» EXERCISE DETAILS
Gather every line of the entries that includes the word "Rendement".

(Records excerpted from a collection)

------------------------

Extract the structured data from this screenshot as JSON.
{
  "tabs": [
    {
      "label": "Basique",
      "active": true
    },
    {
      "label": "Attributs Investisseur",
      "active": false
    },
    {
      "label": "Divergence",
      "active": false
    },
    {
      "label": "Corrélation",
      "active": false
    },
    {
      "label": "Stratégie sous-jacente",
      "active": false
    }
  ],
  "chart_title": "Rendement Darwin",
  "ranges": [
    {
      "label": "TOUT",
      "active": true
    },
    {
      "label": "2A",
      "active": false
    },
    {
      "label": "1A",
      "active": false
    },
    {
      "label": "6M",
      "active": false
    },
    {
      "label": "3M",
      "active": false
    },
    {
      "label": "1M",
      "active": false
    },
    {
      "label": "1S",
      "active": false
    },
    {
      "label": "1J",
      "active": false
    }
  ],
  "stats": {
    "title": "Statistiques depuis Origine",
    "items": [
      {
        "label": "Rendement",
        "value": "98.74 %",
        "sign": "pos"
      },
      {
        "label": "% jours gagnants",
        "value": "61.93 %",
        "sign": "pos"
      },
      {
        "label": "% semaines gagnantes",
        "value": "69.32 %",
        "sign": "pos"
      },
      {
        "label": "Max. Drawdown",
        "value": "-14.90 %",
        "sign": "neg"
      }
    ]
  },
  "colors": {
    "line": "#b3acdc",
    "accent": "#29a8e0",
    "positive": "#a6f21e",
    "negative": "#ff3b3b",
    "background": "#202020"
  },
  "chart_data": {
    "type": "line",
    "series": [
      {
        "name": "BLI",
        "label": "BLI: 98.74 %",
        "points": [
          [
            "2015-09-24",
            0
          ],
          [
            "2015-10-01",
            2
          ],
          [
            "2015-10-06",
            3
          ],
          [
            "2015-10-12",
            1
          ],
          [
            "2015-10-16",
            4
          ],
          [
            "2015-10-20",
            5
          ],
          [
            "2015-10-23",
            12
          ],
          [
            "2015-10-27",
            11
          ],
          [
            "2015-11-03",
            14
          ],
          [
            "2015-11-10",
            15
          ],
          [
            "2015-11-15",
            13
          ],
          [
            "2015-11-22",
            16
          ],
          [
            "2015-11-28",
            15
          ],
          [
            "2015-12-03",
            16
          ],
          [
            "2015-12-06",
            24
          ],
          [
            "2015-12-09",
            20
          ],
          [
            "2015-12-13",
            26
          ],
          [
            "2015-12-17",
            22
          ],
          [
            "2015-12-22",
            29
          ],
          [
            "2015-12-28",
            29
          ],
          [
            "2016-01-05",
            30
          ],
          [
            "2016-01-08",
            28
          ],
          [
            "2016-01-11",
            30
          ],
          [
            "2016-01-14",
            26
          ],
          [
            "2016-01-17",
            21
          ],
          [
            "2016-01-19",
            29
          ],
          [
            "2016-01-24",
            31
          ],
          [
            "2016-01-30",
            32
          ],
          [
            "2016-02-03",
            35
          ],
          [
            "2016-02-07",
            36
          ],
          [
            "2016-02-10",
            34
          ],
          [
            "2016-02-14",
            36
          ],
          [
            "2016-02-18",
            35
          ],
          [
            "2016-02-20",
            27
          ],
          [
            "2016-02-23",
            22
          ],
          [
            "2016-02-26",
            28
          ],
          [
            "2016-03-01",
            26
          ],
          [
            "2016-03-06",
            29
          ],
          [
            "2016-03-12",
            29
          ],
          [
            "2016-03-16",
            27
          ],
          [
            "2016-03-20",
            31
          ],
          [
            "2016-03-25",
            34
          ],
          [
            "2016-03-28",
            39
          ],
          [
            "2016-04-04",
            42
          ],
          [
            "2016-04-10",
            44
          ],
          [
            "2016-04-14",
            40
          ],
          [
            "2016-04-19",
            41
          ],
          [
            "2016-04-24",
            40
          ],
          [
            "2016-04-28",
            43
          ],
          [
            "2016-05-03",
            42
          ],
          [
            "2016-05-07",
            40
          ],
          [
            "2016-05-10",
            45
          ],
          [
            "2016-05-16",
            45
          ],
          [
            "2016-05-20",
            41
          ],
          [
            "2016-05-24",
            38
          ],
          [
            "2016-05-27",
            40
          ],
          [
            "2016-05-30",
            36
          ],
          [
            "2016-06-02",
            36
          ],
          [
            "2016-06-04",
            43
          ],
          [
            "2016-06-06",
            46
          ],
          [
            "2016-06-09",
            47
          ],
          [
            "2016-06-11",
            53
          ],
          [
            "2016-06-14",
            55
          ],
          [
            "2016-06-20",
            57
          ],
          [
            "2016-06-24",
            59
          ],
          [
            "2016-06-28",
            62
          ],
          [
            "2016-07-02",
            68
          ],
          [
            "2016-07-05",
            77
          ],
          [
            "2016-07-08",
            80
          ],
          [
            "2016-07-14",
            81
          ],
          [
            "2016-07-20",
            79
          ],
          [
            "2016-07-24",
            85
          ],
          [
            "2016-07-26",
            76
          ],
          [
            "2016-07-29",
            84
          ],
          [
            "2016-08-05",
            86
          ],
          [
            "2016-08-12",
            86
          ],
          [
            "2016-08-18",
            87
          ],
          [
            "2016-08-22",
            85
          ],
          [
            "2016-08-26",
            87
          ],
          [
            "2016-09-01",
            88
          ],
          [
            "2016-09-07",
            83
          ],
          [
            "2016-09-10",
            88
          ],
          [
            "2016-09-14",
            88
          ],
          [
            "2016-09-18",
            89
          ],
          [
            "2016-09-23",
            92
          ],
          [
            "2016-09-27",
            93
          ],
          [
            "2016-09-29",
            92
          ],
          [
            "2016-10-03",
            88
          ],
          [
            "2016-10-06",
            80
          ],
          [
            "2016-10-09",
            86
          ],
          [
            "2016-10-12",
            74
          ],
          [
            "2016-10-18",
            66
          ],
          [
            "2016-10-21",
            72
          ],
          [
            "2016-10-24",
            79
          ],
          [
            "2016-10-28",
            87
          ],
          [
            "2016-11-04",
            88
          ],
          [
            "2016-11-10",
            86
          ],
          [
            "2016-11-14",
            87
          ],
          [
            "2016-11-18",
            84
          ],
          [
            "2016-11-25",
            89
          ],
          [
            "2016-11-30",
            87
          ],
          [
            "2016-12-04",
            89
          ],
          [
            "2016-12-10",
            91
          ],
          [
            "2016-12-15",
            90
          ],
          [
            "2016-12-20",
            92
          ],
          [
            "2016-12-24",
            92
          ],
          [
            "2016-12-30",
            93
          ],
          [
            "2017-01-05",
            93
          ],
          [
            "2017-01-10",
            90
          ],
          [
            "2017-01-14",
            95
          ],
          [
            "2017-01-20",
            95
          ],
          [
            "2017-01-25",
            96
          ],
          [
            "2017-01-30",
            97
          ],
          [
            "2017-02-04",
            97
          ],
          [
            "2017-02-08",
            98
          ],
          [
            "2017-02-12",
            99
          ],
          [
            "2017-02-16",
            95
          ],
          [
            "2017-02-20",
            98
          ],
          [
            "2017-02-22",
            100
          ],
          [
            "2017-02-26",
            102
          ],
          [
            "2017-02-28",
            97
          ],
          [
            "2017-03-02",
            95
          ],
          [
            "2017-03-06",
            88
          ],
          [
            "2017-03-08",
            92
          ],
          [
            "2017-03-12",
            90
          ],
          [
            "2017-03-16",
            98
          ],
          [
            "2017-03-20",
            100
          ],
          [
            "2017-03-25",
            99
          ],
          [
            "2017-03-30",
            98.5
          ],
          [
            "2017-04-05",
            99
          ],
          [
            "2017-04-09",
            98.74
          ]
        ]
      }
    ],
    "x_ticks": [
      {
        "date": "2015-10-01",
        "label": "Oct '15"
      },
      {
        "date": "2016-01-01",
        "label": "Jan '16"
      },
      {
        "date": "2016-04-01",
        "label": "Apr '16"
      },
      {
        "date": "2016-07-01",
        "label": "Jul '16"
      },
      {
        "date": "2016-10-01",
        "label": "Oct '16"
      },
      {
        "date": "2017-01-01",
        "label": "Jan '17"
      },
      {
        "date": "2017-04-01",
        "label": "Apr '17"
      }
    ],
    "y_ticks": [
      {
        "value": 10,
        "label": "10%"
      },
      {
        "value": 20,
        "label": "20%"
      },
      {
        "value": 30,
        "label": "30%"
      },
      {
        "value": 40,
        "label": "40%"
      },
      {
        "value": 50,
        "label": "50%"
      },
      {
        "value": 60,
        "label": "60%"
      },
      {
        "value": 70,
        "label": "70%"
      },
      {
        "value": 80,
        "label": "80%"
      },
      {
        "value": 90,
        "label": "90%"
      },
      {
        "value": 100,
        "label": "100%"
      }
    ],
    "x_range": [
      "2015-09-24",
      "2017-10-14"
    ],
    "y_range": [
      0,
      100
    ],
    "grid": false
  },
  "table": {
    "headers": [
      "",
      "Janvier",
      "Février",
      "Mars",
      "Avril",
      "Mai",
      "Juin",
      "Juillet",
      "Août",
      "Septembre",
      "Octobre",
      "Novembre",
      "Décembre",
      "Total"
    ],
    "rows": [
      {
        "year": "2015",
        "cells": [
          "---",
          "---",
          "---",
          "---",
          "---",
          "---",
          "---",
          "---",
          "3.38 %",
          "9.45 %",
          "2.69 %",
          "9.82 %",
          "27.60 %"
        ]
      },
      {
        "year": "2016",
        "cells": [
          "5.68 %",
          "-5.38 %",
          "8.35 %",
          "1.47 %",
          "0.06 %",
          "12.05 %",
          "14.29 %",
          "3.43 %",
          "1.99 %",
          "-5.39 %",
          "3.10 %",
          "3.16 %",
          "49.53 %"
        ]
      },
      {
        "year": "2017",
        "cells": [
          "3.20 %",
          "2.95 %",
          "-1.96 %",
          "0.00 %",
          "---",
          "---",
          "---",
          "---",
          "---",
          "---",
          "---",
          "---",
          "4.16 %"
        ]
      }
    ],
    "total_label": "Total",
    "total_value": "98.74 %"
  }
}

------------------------

» ANSWER TO THIS PROBLEM
  "chart_title": "Rendement Darwin",
        "label": "Rendement",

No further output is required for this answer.